» AIM OF THE EXERCISE
Copy out each line of the data below in which the string "placeholder" appears.

» SOURCE DATA
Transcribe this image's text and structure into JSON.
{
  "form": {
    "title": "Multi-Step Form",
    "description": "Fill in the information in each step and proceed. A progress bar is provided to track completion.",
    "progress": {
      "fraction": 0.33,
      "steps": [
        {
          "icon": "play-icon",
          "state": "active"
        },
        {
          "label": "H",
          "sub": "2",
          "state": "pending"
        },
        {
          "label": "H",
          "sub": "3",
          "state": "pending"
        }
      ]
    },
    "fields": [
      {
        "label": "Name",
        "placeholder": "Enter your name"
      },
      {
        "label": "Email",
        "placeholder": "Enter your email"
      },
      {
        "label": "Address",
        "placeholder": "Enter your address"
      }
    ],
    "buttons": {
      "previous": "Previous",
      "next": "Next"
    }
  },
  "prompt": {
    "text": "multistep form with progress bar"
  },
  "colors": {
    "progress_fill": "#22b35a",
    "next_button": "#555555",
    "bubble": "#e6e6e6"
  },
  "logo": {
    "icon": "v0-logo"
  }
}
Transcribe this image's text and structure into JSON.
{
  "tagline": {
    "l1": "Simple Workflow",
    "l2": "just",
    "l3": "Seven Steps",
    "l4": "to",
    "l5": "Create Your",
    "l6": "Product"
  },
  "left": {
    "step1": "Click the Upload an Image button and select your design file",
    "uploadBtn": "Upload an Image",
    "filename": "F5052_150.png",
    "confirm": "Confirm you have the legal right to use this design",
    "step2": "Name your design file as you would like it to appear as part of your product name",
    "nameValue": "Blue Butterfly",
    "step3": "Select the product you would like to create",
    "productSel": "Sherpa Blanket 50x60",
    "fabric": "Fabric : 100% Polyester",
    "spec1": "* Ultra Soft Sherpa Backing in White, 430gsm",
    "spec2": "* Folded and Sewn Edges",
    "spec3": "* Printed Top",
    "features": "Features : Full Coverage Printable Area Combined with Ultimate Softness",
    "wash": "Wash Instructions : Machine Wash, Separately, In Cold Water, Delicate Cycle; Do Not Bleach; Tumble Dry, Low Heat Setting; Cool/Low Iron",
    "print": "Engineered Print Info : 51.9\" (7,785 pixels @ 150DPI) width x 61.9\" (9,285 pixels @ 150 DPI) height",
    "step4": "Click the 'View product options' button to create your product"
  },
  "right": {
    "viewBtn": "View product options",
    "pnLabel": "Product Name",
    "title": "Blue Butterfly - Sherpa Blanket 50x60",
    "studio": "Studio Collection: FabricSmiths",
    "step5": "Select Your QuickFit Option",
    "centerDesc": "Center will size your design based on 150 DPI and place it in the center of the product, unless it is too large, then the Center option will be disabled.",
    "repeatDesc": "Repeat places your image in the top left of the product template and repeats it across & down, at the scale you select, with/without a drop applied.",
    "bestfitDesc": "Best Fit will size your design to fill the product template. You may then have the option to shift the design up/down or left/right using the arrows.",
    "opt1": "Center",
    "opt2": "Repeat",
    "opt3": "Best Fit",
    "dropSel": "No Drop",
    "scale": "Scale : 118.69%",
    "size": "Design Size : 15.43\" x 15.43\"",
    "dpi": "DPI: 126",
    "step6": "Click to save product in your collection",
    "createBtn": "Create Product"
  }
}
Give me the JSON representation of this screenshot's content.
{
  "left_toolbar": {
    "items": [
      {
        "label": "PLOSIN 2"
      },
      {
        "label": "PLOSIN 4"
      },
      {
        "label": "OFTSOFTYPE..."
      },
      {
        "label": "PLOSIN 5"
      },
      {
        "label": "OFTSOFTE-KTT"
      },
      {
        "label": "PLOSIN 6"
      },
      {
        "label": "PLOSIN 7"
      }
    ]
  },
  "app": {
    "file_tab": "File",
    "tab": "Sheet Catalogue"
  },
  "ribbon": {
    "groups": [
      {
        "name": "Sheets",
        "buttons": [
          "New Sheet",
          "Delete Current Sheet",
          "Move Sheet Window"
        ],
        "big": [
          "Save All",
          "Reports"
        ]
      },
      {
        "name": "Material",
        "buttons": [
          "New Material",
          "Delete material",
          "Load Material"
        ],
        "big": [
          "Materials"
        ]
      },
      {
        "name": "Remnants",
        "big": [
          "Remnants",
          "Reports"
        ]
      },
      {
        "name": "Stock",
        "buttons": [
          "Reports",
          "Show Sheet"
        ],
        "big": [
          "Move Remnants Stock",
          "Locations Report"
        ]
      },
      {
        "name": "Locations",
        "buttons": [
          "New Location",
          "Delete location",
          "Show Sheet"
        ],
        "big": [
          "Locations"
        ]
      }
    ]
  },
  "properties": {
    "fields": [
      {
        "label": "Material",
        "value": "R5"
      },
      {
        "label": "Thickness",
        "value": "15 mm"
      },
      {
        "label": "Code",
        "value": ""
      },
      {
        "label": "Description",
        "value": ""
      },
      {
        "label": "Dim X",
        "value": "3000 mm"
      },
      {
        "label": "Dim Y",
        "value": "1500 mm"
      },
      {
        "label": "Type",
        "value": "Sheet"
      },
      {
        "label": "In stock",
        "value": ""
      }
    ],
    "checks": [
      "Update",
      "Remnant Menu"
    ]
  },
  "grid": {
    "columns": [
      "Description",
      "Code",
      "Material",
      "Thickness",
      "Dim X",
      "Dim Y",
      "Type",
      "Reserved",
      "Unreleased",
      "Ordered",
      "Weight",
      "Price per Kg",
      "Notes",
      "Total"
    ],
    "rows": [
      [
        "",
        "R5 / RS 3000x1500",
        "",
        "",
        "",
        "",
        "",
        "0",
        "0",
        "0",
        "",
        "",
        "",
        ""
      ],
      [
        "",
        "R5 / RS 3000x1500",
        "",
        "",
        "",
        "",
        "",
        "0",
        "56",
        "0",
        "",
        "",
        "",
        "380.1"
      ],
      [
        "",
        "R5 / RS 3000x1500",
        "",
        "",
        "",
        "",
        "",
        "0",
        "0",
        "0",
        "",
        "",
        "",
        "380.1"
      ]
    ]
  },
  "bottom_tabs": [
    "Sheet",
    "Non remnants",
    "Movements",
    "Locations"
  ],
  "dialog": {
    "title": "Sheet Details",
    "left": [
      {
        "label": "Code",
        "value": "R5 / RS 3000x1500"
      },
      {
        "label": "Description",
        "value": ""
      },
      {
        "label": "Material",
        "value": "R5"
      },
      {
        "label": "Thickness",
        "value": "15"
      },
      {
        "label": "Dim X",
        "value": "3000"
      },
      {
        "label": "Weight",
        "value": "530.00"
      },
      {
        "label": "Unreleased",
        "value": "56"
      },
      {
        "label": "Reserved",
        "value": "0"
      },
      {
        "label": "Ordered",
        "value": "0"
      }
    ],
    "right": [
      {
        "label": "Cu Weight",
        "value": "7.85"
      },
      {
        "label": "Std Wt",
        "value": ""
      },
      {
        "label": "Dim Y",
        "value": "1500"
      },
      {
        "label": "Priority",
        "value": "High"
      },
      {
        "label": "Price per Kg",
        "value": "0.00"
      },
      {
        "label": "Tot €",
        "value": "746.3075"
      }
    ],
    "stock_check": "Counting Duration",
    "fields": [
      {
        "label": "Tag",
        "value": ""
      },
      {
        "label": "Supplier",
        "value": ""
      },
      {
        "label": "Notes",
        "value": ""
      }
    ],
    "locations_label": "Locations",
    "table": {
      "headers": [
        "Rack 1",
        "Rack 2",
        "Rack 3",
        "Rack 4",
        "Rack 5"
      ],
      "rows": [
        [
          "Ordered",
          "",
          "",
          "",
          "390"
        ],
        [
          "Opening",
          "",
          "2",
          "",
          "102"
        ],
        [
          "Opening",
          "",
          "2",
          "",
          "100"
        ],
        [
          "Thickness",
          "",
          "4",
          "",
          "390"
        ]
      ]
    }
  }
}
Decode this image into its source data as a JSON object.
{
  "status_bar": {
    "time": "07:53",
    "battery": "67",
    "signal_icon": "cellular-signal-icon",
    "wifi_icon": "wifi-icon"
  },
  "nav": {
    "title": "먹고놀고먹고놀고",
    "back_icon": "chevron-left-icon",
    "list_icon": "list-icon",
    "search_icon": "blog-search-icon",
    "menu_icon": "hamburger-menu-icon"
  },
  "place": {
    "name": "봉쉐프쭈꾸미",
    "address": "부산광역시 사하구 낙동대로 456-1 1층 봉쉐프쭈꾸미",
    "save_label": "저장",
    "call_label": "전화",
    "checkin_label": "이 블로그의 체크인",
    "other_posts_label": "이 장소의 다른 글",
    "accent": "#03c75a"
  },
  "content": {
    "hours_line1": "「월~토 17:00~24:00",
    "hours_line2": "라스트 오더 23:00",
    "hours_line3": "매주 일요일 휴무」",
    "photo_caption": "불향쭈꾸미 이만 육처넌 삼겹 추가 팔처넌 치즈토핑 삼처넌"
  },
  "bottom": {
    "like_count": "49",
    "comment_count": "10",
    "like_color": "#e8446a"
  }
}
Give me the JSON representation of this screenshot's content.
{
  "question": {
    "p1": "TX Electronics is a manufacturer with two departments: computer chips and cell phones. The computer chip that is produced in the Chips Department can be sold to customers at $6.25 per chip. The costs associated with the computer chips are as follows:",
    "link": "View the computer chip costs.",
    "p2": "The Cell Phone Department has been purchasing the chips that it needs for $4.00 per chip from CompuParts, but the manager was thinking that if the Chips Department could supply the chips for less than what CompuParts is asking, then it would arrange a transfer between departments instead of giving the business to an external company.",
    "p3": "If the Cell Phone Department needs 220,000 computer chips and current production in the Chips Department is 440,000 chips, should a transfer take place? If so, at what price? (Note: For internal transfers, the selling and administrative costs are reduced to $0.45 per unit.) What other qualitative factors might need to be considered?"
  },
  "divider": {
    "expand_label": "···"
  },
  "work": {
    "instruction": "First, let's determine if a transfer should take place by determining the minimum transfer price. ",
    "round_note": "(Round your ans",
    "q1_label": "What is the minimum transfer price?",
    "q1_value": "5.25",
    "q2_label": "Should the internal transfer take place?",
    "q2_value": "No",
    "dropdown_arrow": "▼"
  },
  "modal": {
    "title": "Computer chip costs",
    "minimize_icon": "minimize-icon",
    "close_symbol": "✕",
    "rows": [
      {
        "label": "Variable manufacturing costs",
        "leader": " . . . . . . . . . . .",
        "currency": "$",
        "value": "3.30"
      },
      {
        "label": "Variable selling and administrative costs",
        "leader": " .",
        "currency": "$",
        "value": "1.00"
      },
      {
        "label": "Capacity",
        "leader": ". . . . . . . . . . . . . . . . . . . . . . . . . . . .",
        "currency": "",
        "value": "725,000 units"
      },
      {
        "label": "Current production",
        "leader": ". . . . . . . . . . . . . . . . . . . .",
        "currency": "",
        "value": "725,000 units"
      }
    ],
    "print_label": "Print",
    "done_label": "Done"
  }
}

» WRITTEN SOLUTION
        "placeholder": "Enter your name"
        "placeholder": "Enter your email"
        "placeholder": "Enter your address"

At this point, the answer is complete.